(Collected data entries)

-.-.-

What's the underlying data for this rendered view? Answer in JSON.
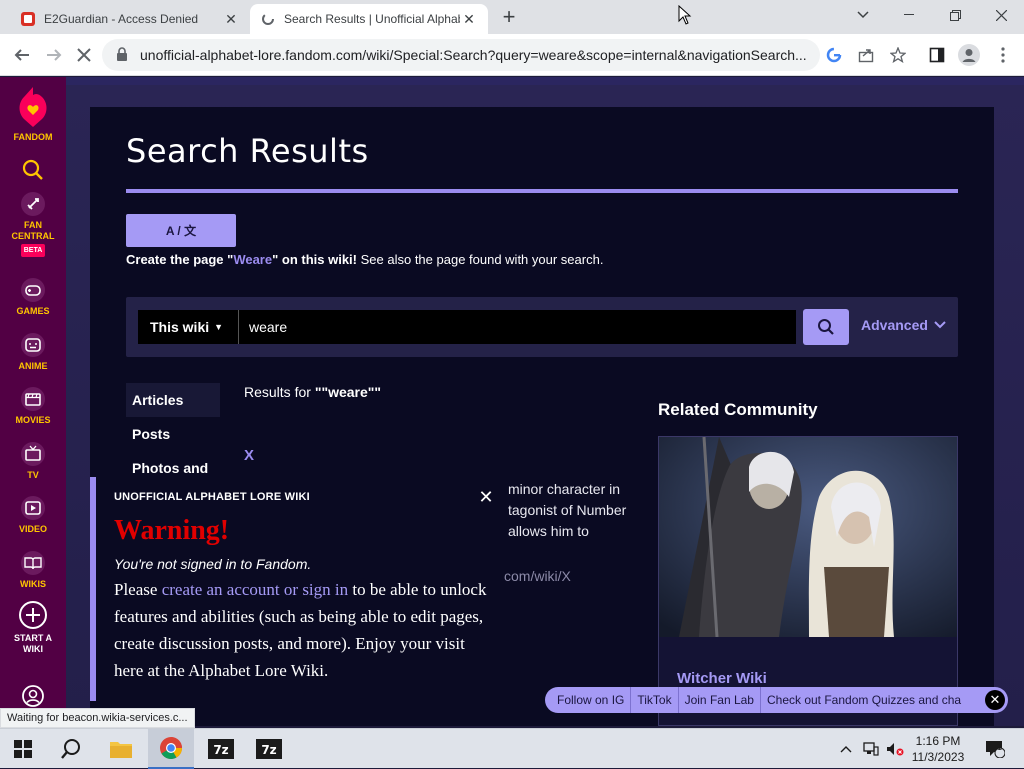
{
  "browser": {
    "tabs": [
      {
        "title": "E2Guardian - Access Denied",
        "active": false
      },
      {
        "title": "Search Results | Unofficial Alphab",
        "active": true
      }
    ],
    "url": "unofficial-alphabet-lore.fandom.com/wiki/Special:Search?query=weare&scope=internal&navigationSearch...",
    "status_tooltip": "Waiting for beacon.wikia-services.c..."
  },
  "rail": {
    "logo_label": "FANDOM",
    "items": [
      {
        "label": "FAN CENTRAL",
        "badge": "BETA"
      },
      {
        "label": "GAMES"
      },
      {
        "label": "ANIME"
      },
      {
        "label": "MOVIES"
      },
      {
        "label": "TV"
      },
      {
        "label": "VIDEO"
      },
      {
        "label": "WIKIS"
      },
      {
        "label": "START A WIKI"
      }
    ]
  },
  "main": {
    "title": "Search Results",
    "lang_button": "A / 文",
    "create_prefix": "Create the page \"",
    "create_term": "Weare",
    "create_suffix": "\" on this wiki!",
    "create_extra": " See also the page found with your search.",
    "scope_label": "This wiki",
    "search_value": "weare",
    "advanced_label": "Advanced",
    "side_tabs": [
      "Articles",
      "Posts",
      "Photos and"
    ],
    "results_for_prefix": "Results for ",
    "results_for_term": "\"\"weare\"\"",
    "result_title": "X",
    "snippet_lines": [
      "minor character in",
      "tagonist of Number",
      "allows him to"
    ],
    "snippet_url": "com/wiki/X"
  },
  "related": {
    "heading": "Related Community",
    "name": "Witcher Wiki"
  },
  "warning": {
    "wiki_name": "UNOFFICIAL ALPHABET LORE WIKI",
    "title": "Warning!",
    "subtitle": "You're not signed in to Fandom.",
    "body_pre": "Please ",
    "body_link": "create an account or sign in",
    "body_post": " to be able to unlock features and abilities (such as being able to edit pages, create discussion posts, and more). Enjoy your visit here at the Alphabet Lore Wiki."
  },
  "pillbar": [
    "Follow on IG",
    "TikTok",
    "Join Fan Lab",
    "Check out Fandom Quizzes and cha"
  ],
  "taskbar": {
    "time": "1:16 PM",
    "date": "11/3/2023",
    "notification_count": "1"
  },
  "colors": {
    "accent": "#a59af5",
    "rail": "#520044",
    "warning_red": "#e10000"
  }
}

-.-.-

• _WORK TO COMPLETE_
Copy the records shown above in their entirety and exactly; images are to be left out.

• _RESPONSE_
What's the underlying data for this rendered view? Answer in JSON.
{
  "browser": {
    "tabs": [
      {
        "title": "E2Guardian - Access Denied",
        "active": false
      },
      {
        "title": "Search Results | Unofficial Alphab",
        "active": true
      }
    ],
    "url": "unofficial-alphabet-lore.fandom.com/wiki/Special:Search?query=weare&scope=internal&navigationSearch...",
    "status_tooltip": "Waiting for beacon.wikia-services.c..."
  },
  "rail": {
    "logo_label": "FANDOM",
    "items": [
      {
        "label": "FAN CENTRAL",
        "badge": "BETA"
      },
      {
        "label": "GAMES"
      },
      {
        "label": "ANIME"
      },
      {
        "label": "MOVIES"
      },
      {
        "label": "TV"
      },
      {
        "label": "VIDEO"
      },
      {
        "label": "WIKIS"
      },
      {
        "label": "START A WIKI"
      }
    ]
  },
  "main": {
    "title": "Search Results",
    "lang_button": "A / 文",
    "create_prefix": "Create the page \"",
    "create_term": "Weare",
    "create_suffix": "\" on this wiki!",
    "create_extra": " See also the page found with your search.",
    "scope_label": "This wiki",
    "search_value": "weare",
    "advanced_label": "Advanced",
    "side_tabs": [
      "Articles",
      "Posts",
      "Photos and"
    ],
    "results_for_prefix": "Results for ",
    "results_for_term": "\"\"weare\"\"",
    "result_title": "X",
    "snippet_lines": [
      "minor character in",
      "tagonist of Number",
      "allows him to"
    ],
    "snippet_url": "com/wiki/X"
  },
  "related": {
    "heading": "Related Community",
    "name": "Witcher Wiki"
  },
  "warning": {
    "wiki_name": "UNOFFICIAL ALPHABET LORE WIKI",
    "title": "Warning!",
    "subtitle": "You're not signed in to Fandom.",
    "body_pre": "Please ",
    "body_link": "create an account or sign in",
    "body_post": " to be able to unlock features and abilities (such as being able to edit pages, create discussion posts, and more). Enjoy your visit here at the Alphabet Lore Wiki."
  },
  "pillbar": [
    "Follow on IG",
    "TikTok",
    "Join Fan Lab",
    "Check out Fandom Quizzes and cha"
  ],
  "taskbar": {
    "time": "1:16 PM",
    "date": "11/3/2023",
    "notification_count": "1"
  },
  "colors": {
    "accent": "#a59af5",
    "rail": "#520044",
    "warning_red": "#e10000"
  }
}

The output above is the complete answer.